Data entries
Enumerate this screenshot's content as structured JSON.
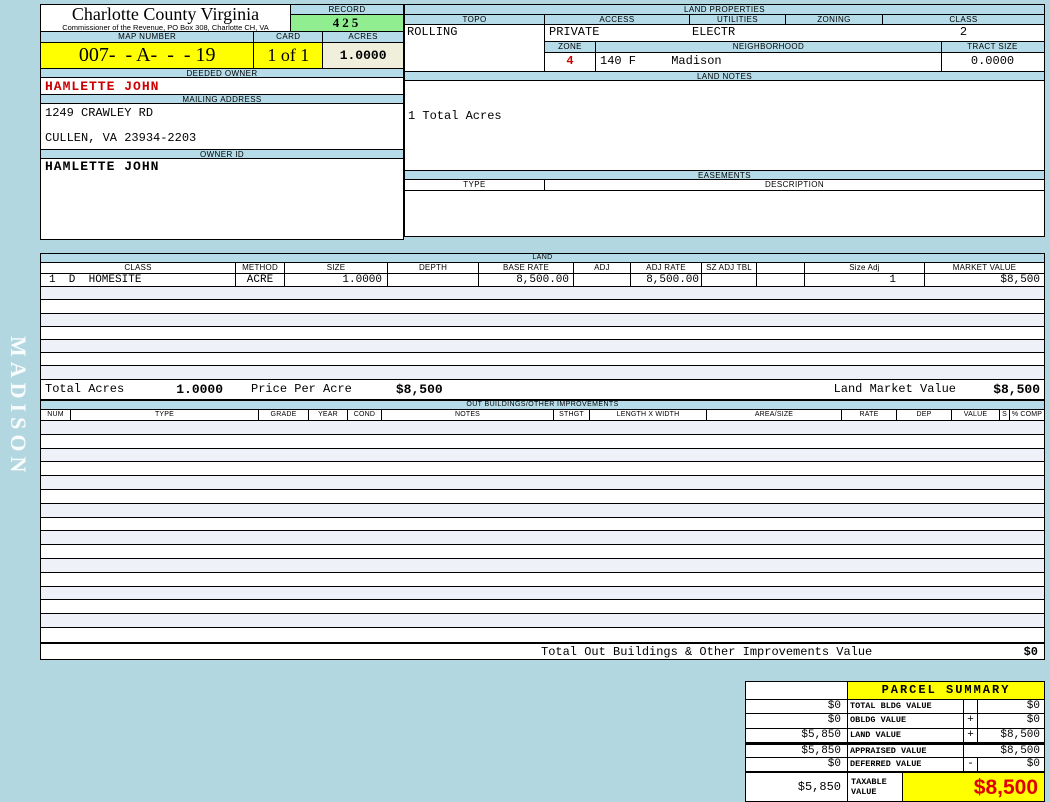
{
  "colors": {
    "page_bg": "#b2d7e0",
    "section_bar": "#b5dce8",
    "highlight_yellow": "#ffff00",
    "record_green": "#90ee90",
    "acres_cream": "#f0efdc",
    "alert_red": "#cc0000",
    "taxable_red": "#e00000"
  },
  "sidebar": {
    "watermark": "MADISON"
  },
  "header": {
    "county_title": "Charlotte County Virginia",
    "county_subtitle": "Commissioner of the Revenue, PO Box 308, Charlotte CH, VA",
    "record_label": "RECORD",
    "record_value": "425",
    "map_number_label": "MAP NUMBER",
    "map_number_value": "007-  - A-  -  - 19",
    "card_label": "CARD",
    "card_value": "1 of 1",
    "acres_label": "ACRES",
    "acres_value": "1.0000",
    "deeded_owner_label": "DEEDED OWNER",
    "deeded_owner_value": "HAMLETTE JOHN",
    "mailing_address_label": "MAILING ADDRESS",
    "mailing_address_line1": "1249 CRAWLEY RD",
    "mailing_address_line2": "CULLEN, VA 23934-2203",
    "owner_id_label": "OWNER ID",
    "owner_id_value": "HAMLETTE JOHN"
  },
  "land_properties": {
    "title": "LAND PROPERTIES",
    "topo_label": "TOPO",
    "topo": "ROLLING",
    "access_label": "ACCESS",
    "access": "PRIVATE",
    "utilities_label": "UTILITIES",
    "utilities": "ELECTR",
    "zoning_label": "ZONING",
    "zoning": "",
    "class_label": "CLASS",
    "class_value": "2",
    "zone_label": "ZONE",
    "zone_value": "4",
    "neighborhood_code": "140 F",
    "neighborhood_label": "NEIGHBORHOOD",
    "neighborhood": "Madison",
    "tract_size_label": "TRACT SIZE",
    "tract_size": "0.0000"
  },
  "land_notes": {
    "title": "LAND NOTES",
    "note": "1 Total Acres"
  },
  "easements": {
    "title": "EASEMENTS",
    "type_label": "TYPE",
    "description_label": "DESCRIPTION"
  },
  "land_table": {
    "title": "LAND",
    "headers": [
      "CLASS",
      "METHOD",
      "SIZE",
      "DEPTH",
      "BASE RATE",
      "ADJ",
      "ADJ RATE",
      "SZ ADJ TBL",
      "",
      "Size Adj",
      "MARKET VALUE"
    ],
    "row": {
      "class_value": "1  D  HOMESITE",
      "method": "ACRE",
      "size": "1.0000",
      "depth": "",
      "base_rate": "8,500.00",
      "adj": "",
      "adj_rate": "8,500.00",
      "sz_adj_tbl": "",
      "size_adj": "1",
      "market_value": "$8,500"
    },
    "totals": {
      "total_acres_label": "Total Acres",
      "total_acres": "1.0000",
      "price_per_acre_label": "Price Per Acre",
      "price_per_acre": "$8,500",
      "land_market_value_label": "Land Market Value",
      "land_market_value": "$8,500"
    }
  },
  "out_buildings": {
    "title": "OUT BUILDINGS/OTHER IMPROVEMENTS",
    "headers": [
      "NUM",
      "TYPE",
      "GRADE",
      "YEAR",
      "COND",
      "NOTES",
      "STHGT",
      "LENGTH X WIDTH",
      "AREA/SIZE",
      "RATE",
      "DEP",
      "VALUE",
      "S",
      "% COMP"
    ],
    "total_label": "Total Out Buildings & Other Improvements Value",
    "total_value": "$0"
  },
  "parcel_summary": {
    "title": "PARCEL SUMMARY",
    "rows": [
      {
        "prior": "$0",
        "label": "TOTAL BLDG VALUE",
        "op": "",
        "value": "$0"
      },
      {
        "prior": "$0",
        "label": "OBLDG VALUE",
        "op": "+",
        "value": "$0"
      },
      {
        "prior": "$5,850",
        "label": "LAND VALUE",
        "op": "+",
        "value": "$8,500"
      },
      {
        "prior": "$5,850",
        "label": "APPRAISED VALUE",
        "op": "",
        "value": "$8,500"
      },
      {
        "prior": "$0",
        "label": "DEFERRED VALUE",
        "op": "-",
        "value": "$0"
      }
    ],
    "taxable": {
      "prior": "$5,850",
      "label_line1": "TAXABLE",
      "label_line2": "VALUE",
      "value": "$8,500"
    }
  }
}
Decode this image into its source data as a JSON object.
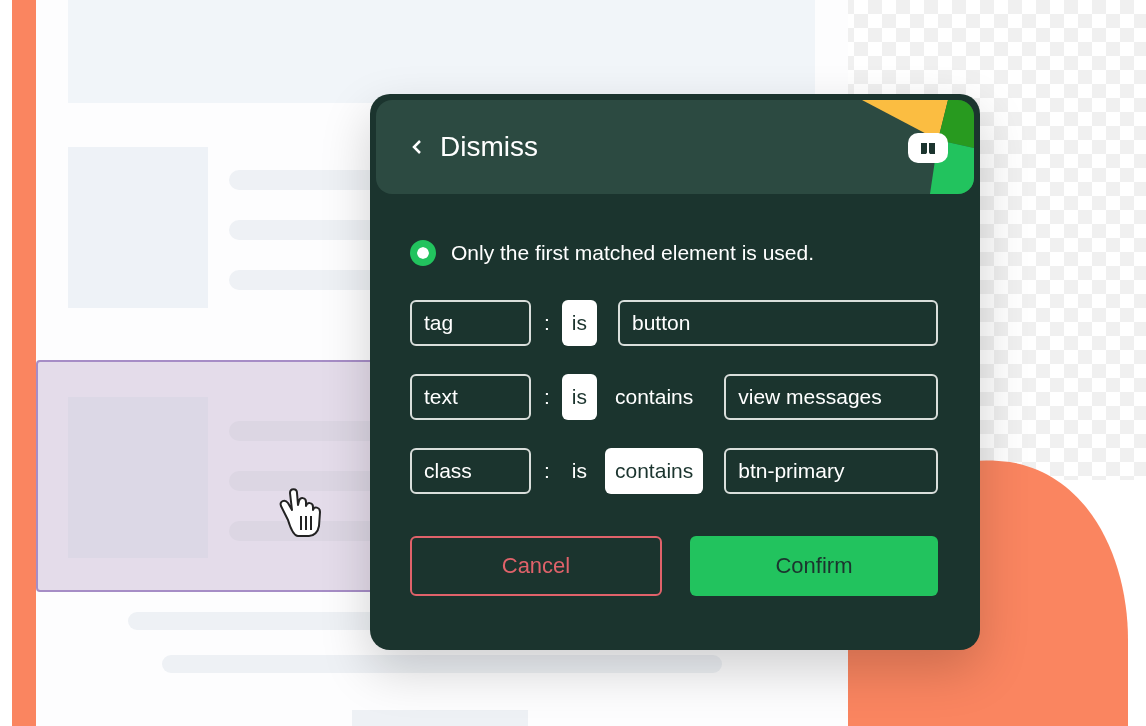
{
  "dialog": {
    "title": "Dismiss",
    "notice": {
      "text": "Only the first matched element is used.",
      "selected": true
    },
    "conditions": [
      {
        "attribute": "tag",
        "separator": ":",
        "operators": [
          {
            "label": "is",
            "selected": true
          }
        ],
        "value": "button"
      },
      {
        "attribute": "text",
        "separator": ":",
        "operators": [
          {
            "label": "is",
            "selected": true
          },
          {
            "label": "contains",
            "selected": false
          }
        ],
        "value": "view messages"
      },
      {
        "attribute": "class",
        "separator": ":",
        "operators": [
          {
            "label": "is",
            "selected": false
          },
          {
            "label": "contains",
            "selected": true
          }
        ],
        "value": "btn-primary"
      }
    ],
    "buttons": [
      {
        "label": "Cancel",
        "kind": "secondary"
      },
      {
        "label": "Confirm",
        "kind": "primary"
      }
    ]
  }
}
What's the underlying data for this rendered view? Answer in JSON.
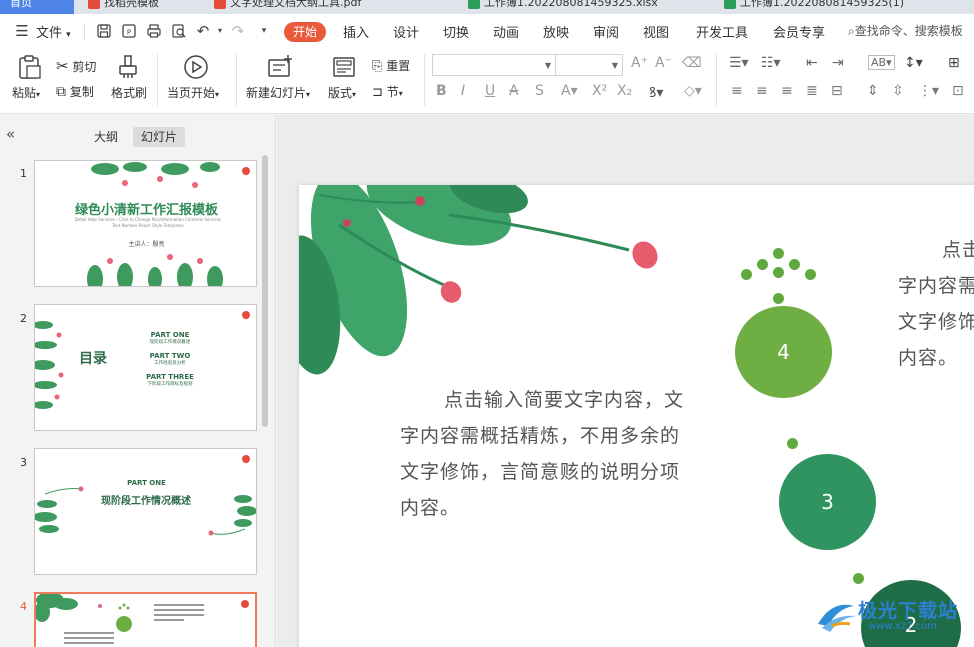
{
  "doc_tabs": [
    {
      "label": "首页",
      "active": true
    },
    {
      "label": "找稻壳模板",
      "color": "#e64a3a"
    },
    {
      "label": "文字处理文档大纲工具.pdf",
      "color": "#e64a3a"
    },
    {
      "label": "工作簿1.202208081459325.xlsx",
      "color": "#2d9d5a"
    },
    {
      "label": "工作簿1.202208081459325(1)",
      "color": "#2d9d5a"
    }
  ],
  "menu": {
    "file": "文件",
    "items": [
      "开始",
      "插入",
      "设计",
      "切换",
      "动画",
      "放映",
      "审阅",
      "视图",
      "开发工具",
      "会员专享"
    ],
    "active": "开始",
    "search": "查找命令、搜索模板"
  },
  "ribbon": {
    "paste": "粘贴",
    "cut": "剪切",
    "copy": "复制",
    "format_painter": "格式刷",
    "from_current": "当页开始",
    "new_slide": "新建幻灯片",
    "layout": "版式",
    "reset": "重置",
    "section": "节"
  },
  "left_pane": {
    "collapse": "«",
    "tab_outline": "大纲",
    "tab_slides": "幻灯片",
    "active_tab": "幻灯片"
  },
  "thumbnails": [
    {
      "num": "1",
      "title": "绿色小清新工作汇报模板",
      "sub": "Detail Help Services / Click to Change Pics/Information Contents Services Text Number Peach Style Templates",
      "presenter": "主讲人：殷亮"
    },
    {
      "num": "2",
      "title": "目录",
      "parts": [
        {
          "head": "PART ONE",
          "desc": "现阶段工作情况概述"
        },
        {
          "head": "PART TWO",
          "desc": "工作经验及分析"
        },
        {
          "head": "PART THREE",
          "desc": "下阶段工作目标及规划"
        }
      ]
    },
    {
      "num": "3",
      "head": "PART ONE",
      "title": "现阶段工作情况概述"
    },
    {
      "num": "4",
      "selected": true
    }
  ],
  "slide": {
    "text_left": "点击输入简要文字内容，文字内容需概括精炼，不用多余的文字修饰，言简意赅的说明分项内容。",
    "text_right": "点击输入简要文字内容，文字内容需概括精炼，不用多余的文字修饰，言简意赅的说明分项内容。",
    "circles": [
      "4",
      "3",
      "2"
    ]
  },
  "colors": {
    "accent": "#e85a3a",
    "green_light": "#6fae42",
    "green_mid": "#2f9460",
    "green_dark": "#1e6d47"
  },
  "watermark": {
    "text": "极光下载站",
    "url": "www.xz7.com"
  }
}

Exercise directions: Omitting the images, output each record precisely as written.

Solution for this exercise:
Enumerate this screenshot's content as structured JSON.
{
  "colors": {
    "page_bg": "#b2d7e0",
    "section_bar": "#b5dce8",
    "highlight_yellow": "#ffff00",
    "record_green": "#90ee90",
    "acres_cream": "#f0efdc",
    "alert_red": "#cc0000",
    "taxable_red": "#e00000"
  },
  "sidebar": {
    "watermark": "MADISON"
  },
  "header": {
    "county_title": "Charlotte County Virginia",
    "county_subtitle": "Commissioner of the Revenue, PO Box 308, Charlotte CH, VA",
    "record_label": "RECORD",
    "record_value": "425",
    "map_number_label": "MAP NUMBER",
    "map_number_value": "007-  - A-  -  - 19",
    "card_label": "CARD",
    "card_value": "1 of 1",
    "acres_label": "ACRES",
    "acres_value": "1.0000",
    "deeded_owner_label": "DEEDED OWNER",
    "deeded_owner_value": "HAMLETTE JOHN",
    "mailing_address_label": "MAILING ADDRESS",
    "mailing_address_line1": "1249 CRAWLEY RD",
    "mailing_address_line2": "CULLEN, VA 23934-2203",
    "owner_id_label": "OWNER ID",
    "owner_id_value": "HAMLETTE JOHN"
  },
  "land_properties": {
    "title": "LAND PROPERTIES",
    "topo_label": "TOPO",
    "topo": "ROLLING",
    "access_label": "ACCESS",
    "access": "PRIVATE",
    "utilities_label": "UTILITIES",
    "utilities": "ELECTR",
    "zoning_label": "ZONING",
    "zoning": "",
    "class_label": "CLASS",
    "class_value": "2",
    "zone_label": "ZONE",
    "zone_value": "4",
    "neighborhood_code": "140 F",
    "neighborhood_label": "NEIGHBORHOOD",
    "neighborhood": "Madison",
    "tract_size_label": "TRACT SIZE",
    "tract_size": "0.0000"
  },
  "land_notes": {
    "title": "LAND NOTES",
    "note": "1 Total Acres"
  },
  "easements": {
    "title": "EASEMENTS",
    "type_label": "TYPE",
    "description_label": "DESCRIPTION"
  },
  "land_table": {
    "title": "LAND",
    "headers": [
      "CLASS",
      "METHOD",
      "SIZE",
      "DEPTH",
      "BASE RATE",
      "ADJ",
      "ADJ RATE",
      "SZ ADJ TBL",
      "",
      "Size Adj",
      "MARKET VALUE"
    ],
    "row": {
      "class_value": "1  D  HOMESITE",
      "method": "ACRE",
      "size": "1.0000",
      "depth": "",
      "base_rate": "8,500.00",
      "adj": "",
      "adj_rate": "8,500.00",
      "sz_adj_tbl": "",
      "size_adj": "1",
      "market_value": "$8,500"
    },
    "totals": {
      "total_acres_label": "Total Acres",
      "total_acres": "1.0000",
      "price_per_acre_label": "Price Per Acre",
      "price_per_acre": "$8,500",
      "land_market_value_label": "Land Market Value",
      "land_market_value": "$8,500"
    }
  },
  "out_buildings": {
    "title": "OUT BUILDINGS/OTHER IMPROVEMENTS",
    "headers": [
      "NUM",
      "TYPE",
      "GRADE",
      "YEAR",
      "COND",
      "NOTES",
      "STHGT",
      "LENGTH X WIDTH",
      "AREA/SIZE",
      "RATE",
      "DEP",
      "VALUE",
      "S",
      "% COMP"
    ],
    "total_label": "Total Out Buildings & Other Improvements Value",
    "total_value": "$0"
  },
  "parcel_summary": {
    "title": "PARCEL SUMMARY",
    "rows": [
      {
        "prior": "$0",
        "label": "TOTAL BLDG VALUE",
        "op": "",
        "value": "$0"
      },
      {
        "prior": "$0",
        "label": "OBLDG VALUE",
        "op": "+",
        "value": "$0"
      },
      {
        "prior": "$5,850",
        "label": "LAND VALUE",
        "op": "+",
        "value": "$8,500"
      },
      {
        "prior": "$5,850",
        "label": "APPRAISED VALUE",
        "op": "",
        "value": "$8,500"
      },
      {
        "prior": "$0",
        "label": "DEFERRED VALUE",
        "op": "-",
        "value": "$0"
      }
    ],
    "taxable": {
      "prior": "$5,850",
      "label_line1": "TAXABLE",
      "label_line2": "VALUE",
      "value": "$8,500"
    }
  }
}
Decode this image into its source data as a JSON object.
{
  "dialog": {
    "title": "Dismiss",
    "notice": {
      "text": "Only the first matched element is used.",
      "selected": true
    },
    "conditions": [
      {
        "attribute": "tag",
        "separator": ":",
        "operators": [
          {
            "label": "is",
            "selected": true
          }
        ],
        "value": "button"
      },
      {
        "attribute": "text",
        "separator": ":",
        "operators": [
          {
            "label": "is",
            "selected": true
          },
          {
            "label": "contains",
            "selected": false
          }
        ],
        "value": "view messages"
      },
      {
        "attribute": "class",
        "separator": ":",
        "operators": [
          {
            "label": "is",
            "selected": false
          },
          {
            "label": "contains",
            "selected": true
          }
        ],
        "value": "btn-primary"
      }
    ],
    "buttons": [
      {
        "label": "Cancel",
        "kind": "secondary"
      },
      {
        "label": "Confirm",
        "kind": "primary"
      }
    ]
  }
}
What's the underlying data for this rendered view? Answer in JSON.
{
  "doc_tabs": [
    {
      "label": "首页",
      "active": true
    },
    {
      "label": "找稻壳模板",
      "color": "#e64a3a"
    },
    {
      "label": "文字处理文档大纲工具.pdf",
      "color": "#e64a3a"
    },
    {
      "label": "工作簿1.202208081459325.xlsx",
      "color": "#2d9d5a"
    },
    {
      "label": "工作簿1.202208081459325(1)",
      "color": "#2d9d5a"
    }
  ],
  "menu": {
    "file": "文件",
    "items": [
      "开始",
      "插入",
      "设计",
      "切换",
      "动画",
      "放映",
      "审阅",
      "视图",
      "开发工具",
      "会员专享"
    ],
    "active": "开始",
    "search": "查找命令、搜索模板"
  },
  "ribbon": {
    "paste": "粘贴",
    "cut": "剪切",
    "copy": "复制",
    "format_painter": "格式刷",
    "from_current": "当页开始",
    "new_slide": "新建幻灯片",
    "layout": "版式",
    "reset": "重置",
    "section": "节"
  },
  "left_pane": {
    "collapse": "«",
    "tab_outline": "大纲",
    "tab_slides": "幻灯片",
    "active_tab": "幻灯片"
  },
  "thumbnails": [
    {
      "num": "1",
      "title": "绿色小清新工作汇报模板",
      "sub": "Detail Help Services / Click to Change Pics/Information Contents Services Text Number Peach Style Templates",
      "presenter": "主讲人：殷亮"
    },
    {
      "num": "2",
      "title": "目录",
      "parts": [
        {
          "head": "PART ONE",
          "desc": "现阶段工作情况概述"
        },
        {
          "head": "PART TWO",
          "desc": "工作经验及分析"
        },
        {
          "head": "PART THREE",
          "desc": "下阶段工作目标及规划"
        }
      ]
    },
    {
      "num": "3",
      "head": "PART ONE",
      "title": "现阶段工作情况概述"
    },
    {
      "num": "4",
      "selected": true
    }
  ],
  "slide": {
    "text_left": "点击输入简要文字内容，文字内容需概括精炼，不用多余的文字修饰，言简意赅的说明分项内容。",
    "text_right": "点击输入简要文字内容，文字内容需概括精炼，不用多余的文字修饰，言简意赅的说明分项内容。",
    "circles": [
      "4",
      "3",
      "2"
    ]
  },
  "colors": {
    "accent": "#e85a3a",
    "green_light": "#6fae42",
    "green_mid": "#2f9460",
    "green_dark": "#1e6d47"
  },
  "watermark": {
    "text": "极光下载站",
    "url": "www.xz7.com"
  }
}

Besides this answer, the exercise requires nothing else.